Det. Bach’s answers shed some light on the department’s work and offer some advice for people trying to protect themselves against theft or give themselves the best chance of recovering a stolen bike.
First off, if you do not have a record of your bike’s serial number saved somewhere, do that now. Seriously, walk over to your bike this second and do it.
“I would encourage everyone to take a current photo of their bicycle/their serial number,” wrote Det. Bach. “You can email it to yourself.”
The top question from the AMA relates to a longstanding issue for people trying to track down their stolen bike: What do I do if I find it listed online or spot it at a local chop shop? This is one of the most common bike theft questions I get as editor of this blog, and I don’t have a great answer. Unfortunately, neither does Det. Bach:
If you rely on police to get your bike back from a known location or online seller, you will often be disappointed by a lack of interest or by a simple lack of available officers (property crime is always going to be a lower priority than violent or otherwise immediately dangerous incidents, as it should be). When police response isn’t there, you are left with a tough decision: Let the bike go and likely never see it again or take matter into your own hands.
I tried the latter once, and I would not recommend it. Neither does Det. Bach. But I understand that bikes are very personal, and even if Det. Bach and I say not to put yourself in harm’s way, some people are still going to do it. Because that’s your bike!
The disconnect between people’s drive to get their bikes back and the lack of police priority has even created space for real-life bike-recovering super heroes and other bike-recovering hobbyists. This is a sign of a problem, and I worry about the day a vigilante recovery goes awry.
As a reminder, Seattle Bike Blog partners with Bike Index to provide a database of stolen bikes in the area. It’s a great way to find the owner of that bike you found ditched in the bushes near your house. It’s also a good way to make sure a used bike you are checking out was not stolen.
If your bike is stolen, be sure to report it to the police. If the thief is still in the area, call 911. Otherwise, SPD’s non-emergency number is 206-625-5011. You can also report bike thefts under $500 in value online, which will at least provide a record of the theft for larger investigative purposes.

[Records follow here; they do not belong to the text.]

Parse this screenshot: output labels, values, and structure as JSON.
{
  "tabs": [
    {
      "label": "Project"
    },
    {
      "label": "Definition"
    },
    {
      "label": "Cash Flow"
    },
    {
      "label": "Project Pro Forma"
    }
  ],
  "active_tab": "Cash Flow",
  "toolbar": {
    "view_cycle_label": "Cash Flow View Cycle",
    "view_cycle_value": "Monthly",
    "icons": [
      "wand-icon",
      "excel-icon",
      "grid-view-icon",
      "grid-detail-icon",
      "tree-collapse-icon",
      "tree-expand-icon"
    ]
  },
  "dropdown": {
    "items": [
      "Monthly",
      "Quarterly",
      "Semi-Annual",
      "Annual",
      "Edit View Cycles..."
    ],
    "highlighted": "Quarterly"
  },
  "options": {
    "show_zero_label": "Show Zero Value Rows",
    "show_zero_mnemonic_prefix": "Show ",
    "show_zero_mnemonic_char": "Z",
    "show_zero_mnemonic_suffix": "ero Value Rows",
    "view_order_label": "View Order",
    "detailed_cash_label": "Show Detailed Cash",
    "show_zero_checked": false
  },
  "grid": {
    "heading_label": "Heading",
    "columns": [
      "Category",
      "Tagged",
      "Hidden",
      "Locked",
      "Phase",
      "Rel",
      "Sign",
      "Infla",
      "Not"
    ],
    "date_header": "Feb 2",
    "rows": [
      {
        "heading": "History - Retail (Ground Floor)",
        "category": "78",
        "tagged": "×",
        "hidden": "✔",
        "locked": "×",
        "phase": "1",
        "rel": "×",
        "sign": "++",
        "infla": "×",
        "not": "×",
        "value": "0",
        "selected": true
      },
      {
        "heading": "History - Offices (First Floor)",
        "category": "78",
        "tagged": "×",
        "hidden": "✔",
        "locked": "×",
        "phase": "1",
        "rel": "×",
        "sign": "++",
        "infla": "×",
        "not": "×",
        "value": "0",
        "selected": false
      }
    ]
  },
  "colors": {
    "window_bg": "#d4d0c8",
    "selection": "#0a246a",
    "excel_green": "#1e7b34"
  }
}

After reporting to the police, you should also list the bike on Bike Index.